- [ENTRIES SHOWN]
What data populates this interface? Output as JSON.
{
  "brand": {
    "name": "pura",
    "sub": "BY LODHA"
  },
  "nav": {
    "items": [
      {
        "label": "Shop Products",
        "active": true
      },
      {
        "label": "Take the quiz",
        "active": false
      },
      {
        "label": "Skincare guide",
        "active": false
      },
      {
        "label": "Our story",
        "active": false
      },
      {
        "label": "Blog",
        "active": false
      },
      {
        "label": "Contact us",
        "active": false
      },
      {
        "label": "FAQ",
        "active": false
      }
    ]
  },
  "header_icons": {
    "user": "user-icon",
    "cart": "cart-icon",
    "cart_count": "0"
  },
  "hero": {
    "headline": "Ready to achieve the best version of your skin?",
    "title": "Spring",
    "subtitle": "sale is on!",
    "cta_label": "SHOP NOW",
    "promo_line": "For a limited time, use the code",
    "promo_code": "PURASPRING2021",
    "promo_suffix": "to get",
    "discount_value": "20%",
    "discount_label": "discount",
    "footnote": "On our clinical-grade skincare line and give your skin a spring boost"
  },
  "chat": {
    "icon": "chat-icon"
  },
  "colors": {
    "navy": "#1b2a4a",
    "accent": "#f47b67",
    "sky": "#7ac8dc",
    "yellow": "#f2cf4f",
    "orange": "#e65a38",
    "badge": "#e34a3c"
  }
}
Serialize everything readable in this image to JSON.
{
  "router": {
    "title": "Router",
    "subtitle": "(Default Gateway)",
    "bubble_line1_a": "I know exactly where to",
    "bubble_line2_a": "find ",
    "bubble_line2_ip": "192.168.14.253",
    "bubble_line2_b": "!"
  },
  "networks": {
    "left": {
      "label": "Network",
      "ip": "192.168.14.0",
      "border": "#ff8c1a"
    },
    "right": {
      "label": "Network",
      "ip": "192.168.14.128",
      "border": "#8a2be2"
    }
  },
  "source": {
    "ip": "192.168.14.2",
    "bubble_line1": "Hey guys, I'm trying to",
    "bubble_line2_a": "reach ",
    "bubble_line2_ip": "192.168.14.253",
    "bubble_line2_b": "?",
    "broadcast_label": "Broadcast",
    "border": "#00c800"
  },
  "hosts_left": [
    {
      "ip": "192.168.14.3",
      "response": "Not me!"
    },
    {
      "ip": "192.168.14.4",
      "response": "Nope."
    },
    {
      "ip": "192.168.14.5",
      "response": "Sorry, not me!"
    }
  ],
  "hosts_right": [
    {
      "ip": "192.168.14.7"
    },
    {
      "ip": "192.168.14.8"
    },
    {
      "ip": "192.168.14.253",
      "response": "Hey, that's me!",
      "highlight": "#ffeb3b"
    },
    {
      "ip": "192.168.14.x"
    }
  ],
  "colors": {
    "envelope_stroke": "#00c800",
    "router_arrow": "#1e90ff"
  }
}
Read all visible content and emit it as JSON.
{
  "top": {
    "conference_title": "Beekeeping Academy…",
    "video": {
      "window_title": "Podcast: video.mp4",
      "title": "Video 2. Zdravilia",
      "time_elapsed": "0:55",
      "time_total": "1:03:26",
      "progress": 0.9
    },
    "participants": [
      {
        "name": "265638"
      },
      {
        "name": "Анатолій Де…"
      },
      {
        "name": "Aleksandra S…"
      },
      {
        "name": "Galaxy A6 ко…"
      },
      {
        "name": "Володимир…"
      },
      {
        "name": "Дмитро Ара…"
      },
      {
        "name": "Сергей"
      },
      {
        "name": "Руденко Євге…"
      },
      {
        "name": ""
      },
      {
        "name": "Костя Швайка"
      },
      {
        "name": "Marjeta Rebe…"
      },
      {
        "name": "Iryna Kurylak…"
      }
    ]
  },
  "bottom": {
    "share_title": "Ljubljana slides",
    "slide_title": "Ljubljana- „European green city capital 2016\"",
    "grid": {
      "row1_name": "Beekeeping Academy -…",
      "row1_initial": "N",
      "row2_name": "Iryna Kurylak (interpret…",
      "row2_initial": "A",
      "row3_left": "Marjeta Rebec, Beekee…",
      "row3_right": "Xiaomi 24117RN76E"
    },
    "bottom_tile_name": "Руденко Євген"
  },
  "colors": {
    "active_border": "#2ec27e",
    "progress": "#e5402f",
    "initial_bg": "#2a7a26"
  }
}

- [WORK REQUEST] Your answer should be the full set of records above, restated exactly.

- [TASK ANSWER]
What data populates this interface? Output as JSON.
{
  "brand": {
    "name": "pura",
    "sub": "BY LODHA"
  },
  "nav": {
    "items": [
      {
        "label": "Shop Products",
        "active": true
      },
      {
        "label": "Take the quiz",
        "active": false
      },
      {
        "label": "Skincare guide",
        "active": false
      },
      {
        "label": "Our story",
        "active": false
      },
      {
        "label": "Blog",
        "active": false
      },
      {
        "label": "Contact us",
        "active": false
      },
      {
        "label": "FAQ",
        "active": false
      }
    ]
  },
  "header_icons": {
    "user": "user-icon",
    "cart": "cart-icon",
    "cart_count": "0"
  },
  "hero": {
    "headline": "Ready to achieve the best version of your skin?",
    "title": "Spring",
    "subtitle": "sale is on!",
    "cta_label": "SHOP NOW",
    "promo_line": "For a limited time, use the code",
    "promo_code": "PURASPRING2021",
    "promo_suffix": "to get",
    "discount_value": "20%",
    "discount_label": "discount",
    "footnote": "On our clinical-grade skincare line and give your skin a spring boost"
  },
  "chat": {
    "icon": "chat-icon"
  },
  "colors": {
    "navy": "#1b2a4a",
    "accent": "#f47b67",
    "sky": "#7ac8dc",
    "yellow": "#f2cf4f",
    "orange": "#e65a38",
    "badge": "#e34a3c"
  }
}
Serialize everything readable in this image to JSON.
{
  "router": {
    "title": "Router",
    "subtitle": "(Default Gateway)",
    "bubble_line1_a": "I know exactly where to",
    "bubble_line2_a": "find ",
    "bubble_line2_ip": "192.168.14.253",
    "bubble_line2_b": "!"
  },
  "networks": {
    "left": {
      "label": "Network",
      "ip": "192.168.14.0",
      "border": "#ff8c1a"
    },
    "right": {
      "label": "Network",
      "ip": "192.168.14.128",
      "border": "#8a2be2"
    }
  },
  "source": {
    "ip": "192.168.14.2",
    "bubble_line1": "Hey guys, I'm trying to",
    "bubble_line2_a": "reach ",
    "bubble_line2_ip": "192.168.14.253",
    "bubble_line2_b": "?",
    "broadcast_label": "Broadcast",
    "border": "#00c800"
  },
  "hosts_left": [
    {
      "ip": "192.168.14.3",
      "response": "Not me!"
    },
    {
      "ip": "192.168.14.4",
      "response": "Nope."
    },
    {
      "ip": "192.168.14.5",
      "response": "Sorry, not me!"
    }
  ],
  "hosts_right": [
    {
      "ip": "192.168.14.7"
    },
    {
      "ip": "192.168.14.8"
    },
    {
      "ip": "192.168.14.253",
      "response": "Hey, that's me!",
      "highlight": "#ffeb3b"
    },
    {
      "ip": "192.168.14.x"
    }
  ],
  "colors": {
    "envelope_stroke": "#00c800",
    "router_arrow": "#1e90ff"
  }
}
Read all visible content and emit it as JSON.
{
  "top": {
    "conference_title": "Beekeeping Academy…",
    "video": {
      "window_title": "Podcast: video.mp4",
      "title": "Video 2. Zdravilia",
      "time_elapsed": "0:55",
      "time_total": "1:03:26",
      "progress": 0.9
    },
    "participants": [
      {
        "name": "265638"
      },
      {
        "name": "Анатолій Де…"
      },
      {
        "name": "Aleksandra S…"
      },
      {
        "name": "Galaxy A6 ко…"
      },
      {
        "name": "Володимир…"
      },
      {
        "name": "Дмитро Ара…"
      },
      {
        "name": "Сергей"
      },
      {
        "name": "Руденко Євге…"
      },
      {
        "name": ""
      },
      {
        "name": "Костя Швайка"
      },
      {
        "name": "Marjeta Rebe…"
      },
      {
        "name": "Iryna Kurylak…"
      }
    ]
  },
  "bottom": {
    "share_title": "Ljubljana slides",
    "slide_title": "Ljubljana- „European green city capital 2016\"",
    "grid": {
      "row1_name": "Beekeeping Academy -…",
      "row1_initial": "N",
      "row2_name": "Iryna Kurylak (interpret…",
      "row2_initial": "A",
      "row3_left": "Marjeta Rebec, Beekee…",
      "row3_right": "Xiaomi 24117RN76E"
    },
    "bottom_tile_name": "Руденко Євген"
  },
  "colors": {
    "active_border": "#2ec27e",
    "progress": "#e5402f",
    "initial_bg": "#2a7a26"
  }
}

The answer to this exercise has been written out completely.